AIM OF THE TASK :: The entries below are to be copied exactly, with nothing left out.
= Beginning of Section =
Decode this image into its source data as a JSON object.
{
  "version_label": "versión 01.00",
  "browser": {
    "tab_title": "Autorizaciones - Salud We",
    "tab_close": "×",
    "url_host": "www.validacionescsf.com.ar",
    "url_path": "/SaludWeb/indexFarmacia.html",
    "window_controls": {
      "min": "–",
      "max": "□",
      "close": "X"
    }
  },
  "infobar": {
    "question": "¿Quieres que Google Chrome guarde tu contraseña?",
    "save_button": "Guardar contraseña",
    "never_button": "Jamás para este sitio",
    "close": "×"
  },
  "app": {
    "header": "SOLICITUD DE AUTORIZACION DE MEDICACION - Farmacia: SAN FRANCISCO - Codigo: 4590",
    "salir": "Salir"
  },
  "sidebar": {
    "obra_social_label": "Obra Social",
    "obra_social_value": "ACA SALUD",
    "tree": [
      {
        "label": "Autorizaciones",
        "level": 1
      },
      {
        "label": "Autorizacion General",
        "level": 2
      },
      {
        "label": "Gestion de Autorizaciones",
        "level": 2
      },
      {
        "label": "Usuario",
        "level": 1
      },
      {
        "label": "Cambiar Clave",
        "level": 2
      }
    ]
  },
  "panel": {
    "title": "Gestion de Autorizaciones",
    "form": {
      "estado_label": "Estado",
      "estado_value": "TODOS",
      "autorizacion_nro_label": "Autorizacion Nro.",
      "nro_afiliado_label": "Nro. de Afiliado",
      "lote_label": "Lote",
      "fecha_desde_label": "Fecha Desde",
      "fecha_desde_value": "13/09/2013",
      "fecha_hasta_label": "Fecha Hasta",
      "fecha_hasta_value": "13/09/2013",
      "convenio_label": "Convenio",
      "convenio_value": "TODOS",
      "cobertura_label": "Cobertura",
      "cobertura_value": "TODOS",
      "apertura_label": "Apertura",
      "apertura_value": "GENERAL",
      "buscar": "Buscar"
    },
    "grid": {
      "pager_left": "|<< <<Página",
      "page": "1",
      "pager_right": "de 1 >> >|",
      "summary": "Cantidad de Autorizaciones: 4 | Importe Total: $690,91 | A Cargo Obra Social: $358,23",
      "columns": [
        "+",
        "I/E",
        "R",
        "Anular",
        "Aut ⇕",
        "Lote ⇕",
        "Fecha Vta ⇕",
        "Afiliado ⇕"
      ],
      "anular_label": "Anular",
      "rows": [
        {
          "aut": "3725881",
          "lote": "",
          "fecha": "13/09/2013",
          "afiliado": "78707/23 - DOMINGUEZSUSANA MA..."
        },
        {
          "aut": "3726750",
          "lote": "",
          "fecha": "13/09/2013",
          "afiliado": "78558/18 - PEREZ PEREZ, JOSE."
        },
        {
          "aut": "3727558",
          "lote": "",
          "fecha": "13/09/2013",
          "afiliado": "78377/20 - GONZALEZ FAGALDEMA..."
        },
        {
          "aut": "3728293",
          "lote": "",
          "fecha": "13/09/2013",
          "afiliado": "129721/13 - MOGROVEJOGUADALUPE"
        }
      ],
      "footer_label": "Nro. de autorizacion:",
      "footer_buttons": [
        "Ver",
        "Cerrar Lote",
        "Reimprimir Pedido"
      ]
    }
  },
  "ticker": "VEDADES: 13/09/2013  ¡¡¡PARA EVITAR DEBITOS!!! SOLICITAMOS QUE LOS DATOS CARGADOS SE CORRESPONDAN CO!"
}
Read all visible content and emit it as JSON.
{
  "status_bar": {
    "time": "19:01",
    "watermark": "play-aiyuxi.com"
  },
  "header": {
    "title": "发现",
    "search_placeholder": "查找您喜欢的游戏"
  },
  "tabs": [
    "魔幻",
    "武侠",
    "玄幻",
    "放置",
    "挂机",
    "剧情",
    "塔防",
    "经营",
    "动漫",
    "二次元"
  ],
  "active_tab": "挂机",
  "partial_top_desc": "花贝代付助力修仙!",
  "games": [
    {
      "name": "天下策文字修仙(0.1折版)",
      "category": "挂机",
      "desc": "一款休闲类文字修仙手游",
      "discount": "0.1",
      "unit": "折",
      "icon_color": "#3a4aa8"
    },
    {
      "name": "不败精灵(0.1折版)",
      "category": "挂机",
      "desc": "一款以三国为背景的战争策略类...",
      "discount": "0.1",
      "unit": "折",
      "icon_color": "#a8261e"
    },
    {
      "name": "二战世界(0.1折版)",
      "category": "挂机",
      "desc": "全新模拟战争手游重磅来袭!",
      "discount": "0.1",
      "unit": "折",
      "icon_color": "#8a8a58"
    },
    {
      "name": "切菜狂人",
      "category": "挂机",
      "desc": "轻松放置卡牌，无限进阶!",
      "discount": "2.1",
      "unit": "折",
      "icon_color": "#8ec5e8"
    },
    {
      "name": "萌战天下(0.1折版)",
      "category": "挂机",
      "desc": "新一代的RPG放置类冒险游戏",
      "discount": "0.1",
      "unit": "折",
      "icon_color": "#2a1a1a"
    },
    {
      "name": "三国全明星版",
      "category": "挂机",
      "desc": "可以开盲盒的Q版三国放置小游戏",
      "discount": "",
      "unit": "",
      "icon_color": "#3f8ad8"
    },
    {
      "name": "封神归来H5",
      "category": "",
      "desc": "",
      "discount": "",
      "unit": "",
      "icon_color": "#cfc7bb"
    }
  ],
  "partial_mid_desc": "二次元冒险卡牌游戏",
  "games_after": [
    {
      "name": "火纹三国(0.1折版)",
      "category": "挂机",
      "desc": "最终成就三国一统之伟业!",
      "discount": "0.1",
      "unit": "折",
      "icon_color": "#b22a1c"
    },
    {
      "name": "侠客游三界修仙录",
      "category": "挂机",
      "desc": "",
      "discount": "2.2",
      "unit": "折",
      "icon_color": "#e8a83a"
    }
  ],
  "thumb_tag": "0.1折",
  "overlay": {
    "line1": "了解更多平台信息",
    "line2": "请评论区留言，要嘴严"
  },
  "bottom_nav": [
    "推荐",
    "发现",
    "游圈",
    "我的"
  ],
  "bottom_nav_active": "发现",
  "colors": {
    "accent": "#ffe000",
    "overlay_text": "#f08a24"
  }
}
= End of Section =
EXERCISE SOLUTION ::
Decode this image into its source data as a JSON object.
{
  "version_label": "versión 01.00",
  "browser": {
    "tab_title": "Autorizaciones - Salud We",
    "tab_close": "×",
    "url_host": "www.validacionescsf.com.ar",
    "url_path": "/SaludWeb/indexFarmacia.html",
    "window_controls": {
      "min": "–",
      "max": "□",
      "close": "X"
    }
  },
  "infobar": {
    "question": "¿Quieres que Google Chrome guarde tu contraseña?",
    "save_button": "Guardar contraseña",
    "never_button": "Jamás para este sitio",
    "close": "×"
  },
  "app": {
    "header": "SOLICITUD DE AUTORIZACION DE MEDICACION - Farmacia: SAN FRANCISCO - Codigo: 4590",
    "salir": "Salir"
  },
  "sidebar": {
    "obra_social_label": "Obra Social",
    "obra_social_value": "ACA SALUD",
    "tree": [
      {
        "label": "Autorizaciones",
        "level": 1
      },
      {
        "label": "Autorizacion General",
        "level": 2
      },
      {
        "label": "Gestion de Autorizaciones",
        "level": 2
      },
      {
        "label": "Usuario",
        "level": 1
      },
      {
        "label": "Cambiar Clave",
        "level": 2
      }
    ]
  },
  "panel": {
    "title": "Gestion de Autorizaciones",
    "form": {
      "estado_label": "Estado",
      "estado_value": "TODOS",
      "autorizacion_nro_label": "Autorizacion Nro.",
      "nro_afiliado_label": "Nro. de Afiliado",
      "lote_label": "Lote",
      "fecha_desde_label": "Fecha Desde",
      "fecha_desde_value": "13/09/2013",
      "fecha_hasta_label": "Fecha Hasta",
      "fecha_hasta_value": "13/09/2013",
      "convenio_label": "Convenio",
      "convenio_value": "TODOS",
      "cobertura_label": "Cobertura",
      "cobertura_value": "TODOS",
      "apertura_label": "Apertura",
      "apertura_value": "GENERAL",
      "buscar": "Buscar"
    },
    "grid": {
      "pager_left": "|<< <<Página",
      "page": "1",
      "pager_right": "de 1 >> >|",
      "summary": "Cantidad de Autorizaciones: 4 | Importe Total: $690,91 | A Cargo Obra Social: $358,23",
      "columns": [
        "+",
        "I/E",
        "R",
        "Anular",
        "Aut ⇕",
        "Lote ⇕",
        "Fecha Vta ⇕",
        "Afiliado ⇕"
      ],
      "anular_label": "Anular",
      "rows": [
        {
          "aut": "3725881",
          "lote": "",
          "fecha": "13/09/2013",
          "afiliado": "78707/23 - DOMINGUEZSUSANA MA..."
        },
        {
          "aut": "3726750",
          "lote": "",
          "fecha": "13/09/2013",
          "afiliado": "78558/18 - PEREZ PEREZ, JOSE."
        },
        {
          "aut": "3727558",
          "lote": "",
          "fecha": "13/09/2013",
          "afiliado": "78377/20 - GONZALEZ FAGALDEMA..."
        },
        {
          "aut": "3728293",
          "lote": "",
          "fecha": "13/09/2013",
          "afiliado": "129721/13 - MOGROVEJOGUADALUPE"
        }
      ],
      "footer_label": "Nro. de autorizacion:",
      "footer_buttons": [
        "Ver",
        "Cerrar Lote",
        "Reimprimir Pedido"
      ]
    }
  },
  "ticker": "VEDADES: 13/09/2013  ¡¡¡PARA EVITAR DEBITOS!!! SOLICITAMOS QUE LOS DATOS CARGADOS SE CORRESPONDAN CO!"
}
Read all visible content and emit it as JSON.
{
  "status_bar": {
    "time": "19:01",
    "watermark": "play-aiyuxi.com"
  },
  "header": {
    "title": "发现",
    "search_placeholder": "查找您喜欢的游戏"
  },
  "tabs": [
    "魔幻",
    "武侠",
    "玄幻",
    "放置",
    "挂机",
    "剧情",
    "塔防",
    "经营",
    "动漫",
    "二次元"
  ],
  "active_tab": "挂机",
  "partial_top_desc": "花贝代付助力修仙!",
  "games": [
    {
      "name": "天下策文字修仙(0.1折版)",
      "category": "挂机",
      "desc": "一款休闲类文字修仙手游",
      "discount": "0.1",
      "unit": "折",
      "icon_color": "#3a4aa8"
    },
    {
      "name": "不败精灵(0.1折版)",
      "category": "挂机",
      "desc": "一款以三国为背景的战争策略类...",
      "discount": "0.1",
      "unit": "折",
      "icon_color": "#a8261e"
    },
    {
      "name": "二战世界(0.1折版)",
      "category": "挂机",
      "desc": "全新模拟战争手游重磅来袭!",
      "discount": "0.1",
      "unit": "折",
      "icon_color": "#8a8a58"
    },
    {
      "name": "切菜狂人",
      "category": "挂机",
      "desc": "轻松放置卡牌，无限进阶!",
      "discount": "2.1",
      "unit": "折",
      "icon_color": "#8ec5e8"
    },
    {
      "name": "萌战天下(0.1折版)",
      "category": "挂机",
      "desc": "新一代的RPG放置类冒险游戏",
      "discount": "0.1",
      "unit": "折",
      "icon_color": "#2a1a1a"
    },
    {
      "name": "三国全明星版",
      "category": "挂机",
      "desc": "可以开盲盒的Q版三国放置小游戏",
      "discount": "",
      "unit": "",
      "icon_color": "#3f8ad8"
    },
    {
      "name": "封神归来H5",
      "category": "",
      "desc": "",
      "discount": "",
      "unit": "",
      "icon_color": "#cfc7bb"
    }
  ],
  "partial_mid_desc": "二次元冒险卡牌游戏",
  "games_after": [
    {
      "name": "火纹三国(0.1折版)",
      "category": "挂机",
      "desc": "最终成就三国一统之伟业!",
      "discount": "0.1",
      "unit": "折",
      "icon_color": "#b22a1c"
    },
    {
      "name": "侠客游三界修仙录",
      "category": "挂机",
      "desc": "",
      "discount": "2.2",
      "unit": "折",
      "icon_color": "#e8a83a"
    }
  ],
  "thumb_tag": "0.1折",
  "overlay": {
    "line1": "了解更多平台信息",
    "line2": "请评论区留言，要嘴严"
  },
  "bottom_nav": [
    "推荐",
    "发现",
    "游圈",
    "我的"
  ],
  "bottom_nav_active": "发现",
  "colors": {
    "accent": "#ffe000",
    "overlay_text": "#f08a24"
  }
}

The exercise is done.